Saved data entries
Start of Block

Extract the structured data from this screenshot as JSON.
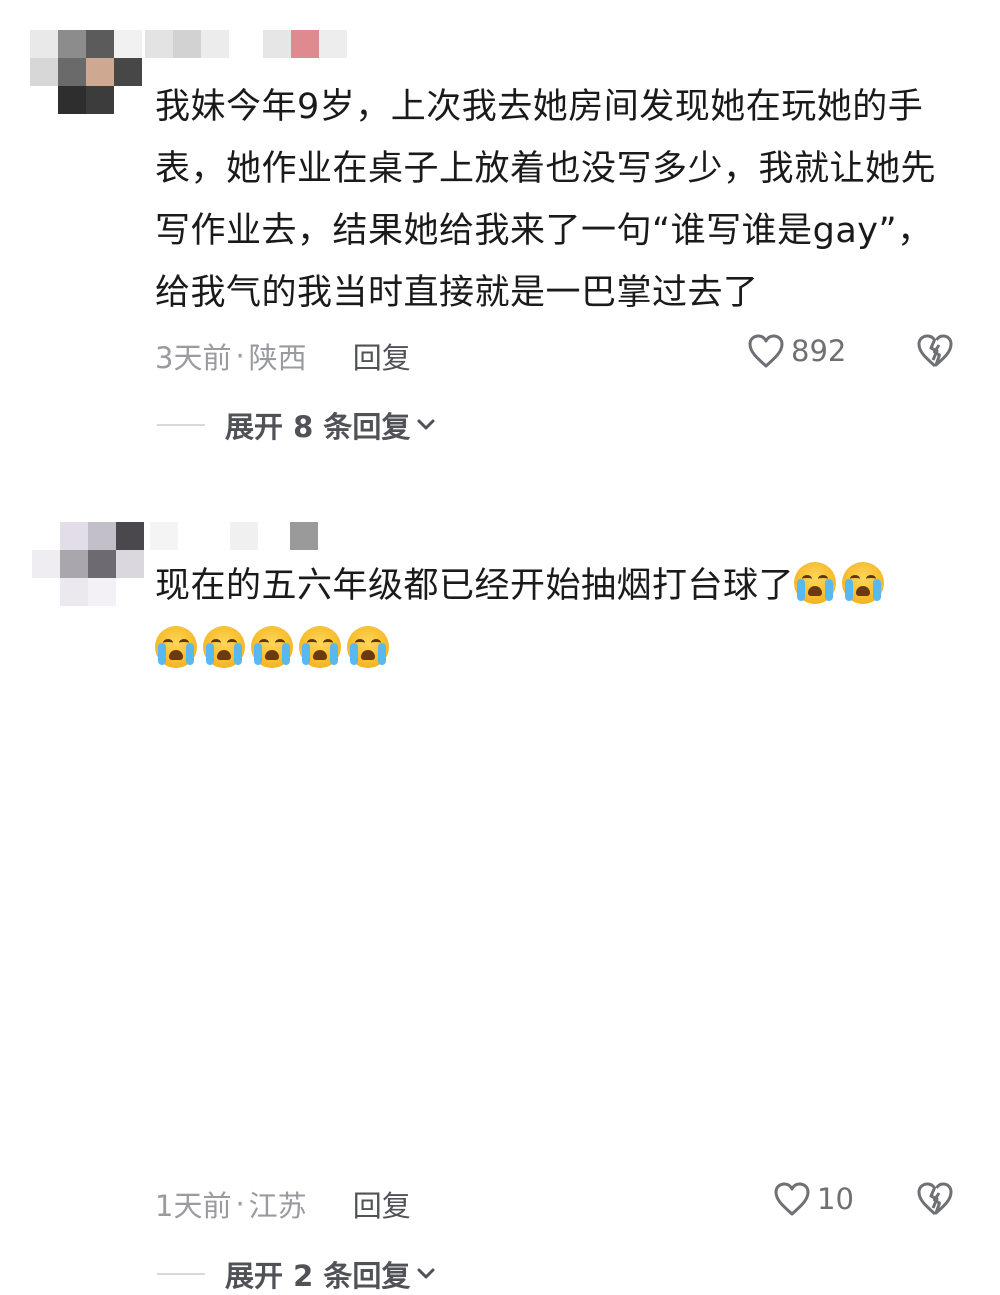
{
  "comments": [
    {
      "text": "我妹今年9岁，上次我去她房间发现她在玩她的手表，她作业在桌子上放着也没写多少，我就让她先写作业去，结果她给我来了一句“谁写谁是gay”，给我气的我当时直接就是一巴掌过去了",
      "time": "3天前",
      "separator": "·",
      "location": "陕西",
      "reply_label": "回复",
      "likes": "892",
      "expand_label": "展开 8 条回复",
      "emojis": []
    },
    {
      "text": "现在的五六年级都已经开始抽烟打台球了",
      "time": "1天前",
      "separator": "·",
      "location": "江苏",
      "reply_label": "回复",
      "likes": "10",
      "expand_label": "展开 2 条回复",
      "emojis": [
        "loudly-crying-face",
        "loudly-crying-face",
        "loudly-crying-face",
        "loudly-crying-face",
        "loudly-crying-face",
        "loudly-crying-face",
        "loudly-crying-face"
      ]
    }
  ],
  "icons": {
    "like": "heart-outline-icon",
    "dislike": "broken-heart-icon",
    "expand": "chevron-down-icon"
  },
  "colors": {
    "text": "#1a1a1a",
    "meta": "#9a9ba0",
    "action": "#505258"
  }
}
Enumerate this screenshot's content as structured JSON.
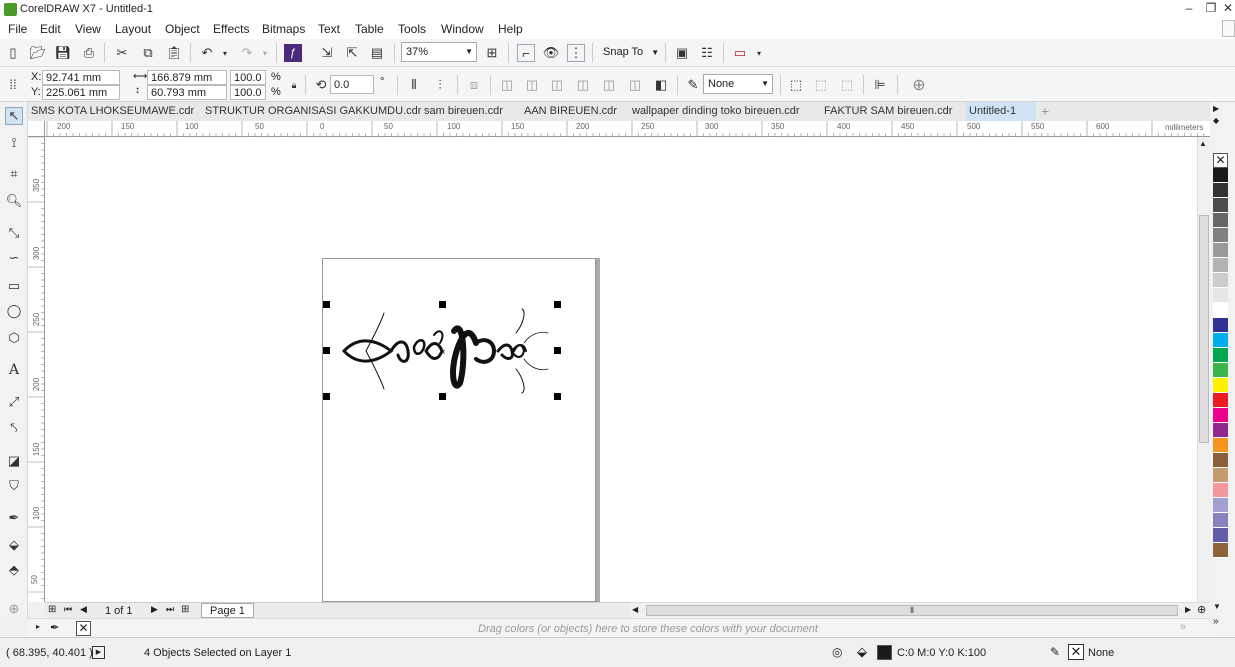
{
  "window": {
    "title": "CorelDRAW X7 - Untitled-1",
    "minimize_icon": "minimize-icon",
    "restore_icon": "restore-icon",
    "close_icon": "close-icon"
  },
  "menu": [
    "File",
    "Edit",
    "View",
    "Layout",
    "Object",
    "Effects",
    "Bitmaps",
    "Text",
    "Table",
    "Tools",
    "Window",
    "Help"
  ],
  "standard_toolbar": {
    "zoom_value": "37%",
    "snap_to_label": "Snap To"
  },
  "property_bar": {
    "x_label": "X:",
    "x_value": "92.741 mm",
    "y_label": "Y:",
    "y_value": "225.061 mm",
    "width_value": "166.879 mm",
    "height_value": "60.793 mm",
    "scale_x": "100.0",
    "scale_y": "100.0",
    "percent": "%",
    "rotation_value": "0.0",
    "degree": "°",
    "outline_width": "None"
  },
  "doc_tabs": [
    "SMS KOTA LHOKSEUMAWE.cdr",
    "STRUKTUR ORGANISASI GAKKUMDU.cdr",
    "sam bireuen.cdr",
    "AAN BIREUEN.cdr",
    "wallpaper dinding toko bireuen.cdr",
    "FAKTUR SAM bireuen.cdr",
    "Untitled-1"
  ],
  "active_tab_index": 6,
  "ruler": {
    "h_ticks": [
      "200",
      "150",
      "100",
      "50",
      "0",
      "50",
      "100",
      "150",
      "200",
      "250",
      "300",
      "350",
      "400",
      "450",
      "500",
      "550",
      "600"
    ],
    "h_unit": "millimeters",
    "v_ticks": [
      "350",
      "300",
      "250",
      "200",
      "150",
      "100",
      "50"
    ],
    "v_unit": "millimeters"
  },
  "page_nav": {
    "page_count": "1 of 1",
    "page_tab": "Page 1"
  },
  "doc_palette_hint": "Drag colors (or objects) here to store these colors with your document",
  "palette_colors": [
    "#1a1a1a",
    "#333333",
    "#4d4d4d",
    "#666666",
    "#808080",
    "#999999",
    "#b3b3b3",
    "#cccccc",
    "#e6e6e6",
    "#ffffff",
    "#2e3192",
    "#00aeef",
    "#00a651",
    "#39b54a",
    "#fff200",
    "#ed1c24",
    "#ec008c",
    "#92278f",
    "#f7941d",
    "#8b5e3c",
    "#c69c6d",
    "#f5989d",
    "#a3a0d1",
    "#8781bd",
    "#605ca8",
    "#8c6239"
  ],
  "status": {
    "coords": "( 68.395, 40.401 )",
    "selection": "4 Objects Selected on Layer 1",
    "fill_color": "C:0 M:0 Y:0 K:100",
    "outline": "None"
  }
}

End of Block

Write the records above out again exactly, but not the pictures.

Extract the structured data from this screenshot as JSON.
{
  "comments": [
    {
      "text": "我妹今年9岁，上次我去她房间发现她在玩她的手表，她作业在桌子上放着也没写多少，我就让她先写作业去，结果她给我来了一句“谁写谁是gay”，给我气的我当时直接就是一巴掌过去了",
      "time": "3天前",
      "separator": "·",
      "location": "陕西",
      "reply_label": "回复",
      "likes": "892",
      "expand_label": "展开 8 条回复",
      "emojis": []
    },
    {
      "text": "现在的五六年级都已经开始抽烟打台球了",
      "time": "1天前",
      "separator": "·",
      "location": "江苏",
      "reply_label": "回复",
      "likes": "10",
      "expand_label": "展开 2 条回复",
      "emojis": [
        "loudly-crying-face",
        "loudly-crying-face",
        "loudly-crying-face",
        "loudly-crying-face",
        "loudly-crying-face",
        "loudly-crying-face",
        "loudly-crying-face"
      ]
    }
  ],
  "icons": {
    "like": "heart-outline-icon",
    "dislike": "broken-heart-icon",
    "expand": "chevron-down-icon"
  },
  "colors": {
    "text": "#1a1a1a",
    "meta": "#9a9ba0",
    "action": "#505258"
  }
}
Enumerate this screenshot's content as structured JSON.
{
  "window": {
    "title": "CorelDRAW X7 - Untitled-1",
    "minimize_icon": "minimize-icon",
    "restore_icon": "restore-icon",
    "close_icon": "close-icon"
  },
  "menu": [
    "File",
    "Edit",
    "View",
    "Layout",
    "Object",
    "Effects",
    "Bitmaps",
    "Text",
    "Table",
    "Tools",
    "Window",
    "Help"
  ],
  "standard_toolbar": {
    "zoom_value": "37%",
    "snap_to_label": "Snap To"
  },
  "property_bar": {
    "x_label": "X:",
    "x_value": "92.741 mm",
    "y_label": "Y:",
    "y_value": "225.061 mm",
    "width_value": "166.879 mm",
    "height_value": "60.793 mm",
    "scale_x": "100.0",
    "scale_y": "100.0",
    "percent": "%",
    "rotation_value": "0.0",
    "degree": "°",
    "outline_width": "None"
  },
  "doc_tabs": [
    "SMS KOTA LHOKSEUMAWE.cdr",
    "STRUKTUR ORGANISASI GAKKUMDU.cdr",
    "sam bireuen.cdr",
    "AAN BIREUEN.cdr",
    "wallpaper dinding toko bireuen.cdr",
    "FAKTUR SAM bireuen.cdr",
    "Untitled-1"
  ],
  "active_tab_index": 6,
  "ruler": {
    "h_ticks": [
      "200",
      "150",
      "100",
      "50",
      "0",
      "50",
      "100",
      "150",
      "200",
      "250",
      "300",
      "350",
      "400",
      "450",
      "500",
      "550",
      "600"
    ],
    "h_unit": "millimeters",
    "v_ticks": [
      "350",
      "300",
      "250",
      "200",
      "150",
      "100",
      "50"
    ],
    "v_unit": "millimeters"
  },
  "page_nav": {
    "page_count": "1 of 1",
    "page_tab": "Page 1"
  },
  "doc_palette_hint": "Drag colors (or objects) here to store these colors with your document",
  "palette_colors": [
    "#1a1a1a",
    "#333333",
    "#4d4d4d",
    "#666666",
    "#808080",
    "#999999",
    "#b3b3b3",
    "#cccccc",
    "#e6e6e6",
    "#ffffff",
    "#2e3192",
    "#00aeef",
    "#00a651",
    "#39b54a",
    "#fff200",
    "#ed1c24",
    "#ec008c",
    "#92278f",
    "#f7941d",
    "#8b5e3c",
    "#c69c6d",
    "#f5989d",
    "#a3a0d1",
    "#8781bd",
    "#605ca8",
    "#8c6239"
  ],
  "status": {
    "coords": "( 68.395, 40.401 )",
    "selection": "4 Objects Selected on Layer 1",
    "fill_color": "C:0 M:0 Y:0 K:100",
    "outline": "None"
  }
}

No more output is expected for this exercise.